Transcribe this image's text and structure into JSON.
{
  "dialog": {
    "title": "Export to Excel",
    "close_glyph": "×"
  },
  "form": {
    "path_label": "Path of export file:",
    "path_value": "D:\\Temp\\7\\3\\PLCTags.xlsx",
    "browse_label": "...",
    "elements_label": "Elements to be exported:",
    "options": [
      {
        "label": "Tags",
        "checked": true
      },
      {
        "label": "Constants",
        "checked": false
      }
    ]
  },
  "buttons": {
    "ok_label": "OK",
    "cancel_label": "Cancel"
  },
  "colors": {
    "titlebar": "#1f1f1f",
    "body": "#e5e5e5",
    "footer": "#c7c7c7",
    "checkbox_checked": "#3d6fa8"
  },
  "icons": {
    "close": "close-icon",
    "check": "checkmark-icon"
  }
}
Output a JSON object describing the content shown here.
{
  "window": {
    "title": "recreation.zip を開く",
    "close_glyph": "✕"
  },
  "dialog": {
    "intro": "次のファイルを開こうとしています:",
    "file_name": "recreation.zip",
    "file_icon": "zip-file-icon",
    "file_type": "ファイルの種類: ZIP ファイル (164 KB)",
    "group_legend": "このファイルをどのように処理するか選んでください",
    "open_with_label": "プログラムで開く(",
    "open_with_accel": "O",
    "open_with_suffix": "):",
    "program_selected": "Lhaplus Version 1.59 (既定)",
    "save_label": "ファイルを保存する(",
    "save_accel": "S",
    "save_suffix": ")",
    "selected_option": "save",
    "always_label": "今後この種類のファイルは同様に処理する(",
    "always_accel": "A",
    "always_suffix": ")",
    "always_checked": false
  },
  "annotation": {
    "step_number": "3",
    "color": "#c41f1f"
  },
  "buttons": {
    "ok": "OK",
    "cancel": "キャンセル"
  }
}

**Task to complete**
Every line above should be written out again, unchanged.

**Task response**
Transcribe this image's text and structure into JSON.
{
  "dialog": {
    "title": "Export to Excel",
    "close_glyph": "×"
  },
  "form": {
    "path_label": "Path of export file:",
    "path_value": "D:\\Temp\\7\\3\\PLCTags.xlsx",
    "browse_label": "...",
    "elements_label": "Elements to be exported:",
    "options": [
      {
        "label": "Tags",
        "checked": true
      },
      {
        "label": "Constants",
        "checked": false
      }
    ]
  },
  "buttons": {
    "ok_label": "OK",
    "cancel_label": "Cancel"
  },
  "colors": {
    "titlebar": "#1f1f1f",
    "body": "#e5e5e5",
    "footer": "#c7c7c7",
    "checkbox_checked": "#3d6fa8"
  },
  "icons": {
    "close": "close-icon",
    "check": "checkmark-icon"
  }
}
Output a JSON object describing the content shown here.
{
  "window": {
    "title": "recreation.zip を開く",
    "close_glyph": "✕"
  },
  "dialog": {
    "intro": "次のファイルを開こうとしています:",
    "file_name": "recreation.zip",
    "file_icon": "zip-file-icon",
    "file_type": "ファイルの種類: ZIP ファイル (164 KB)",
    "group_legend": "このファイルをどのように処理するか選んでください",
    "open_with_label": "プログラムで開く(",
    "open_with_accel": "O",
    "open_with_suffix": "):",
    "program_selected": "Lhaplus Version 1.59 (既定)",
    "save_label": "ファイルを保存する(",
    "save_accel": "S",
    "save_suffix": ")",
    "selected_option": "save",
    "always_label": "今後この種類のファイルは同様に処理する(",
    "always_accel": "A",
    "always_suffix": ")",
    "always_checked": false
  },
  "annotation": {
    "step_number": "3",
    "color": "#c41f1f"
  },
  "buttons": {
    "ok": "OK",
    "cancel": "キャンセル"
  }
}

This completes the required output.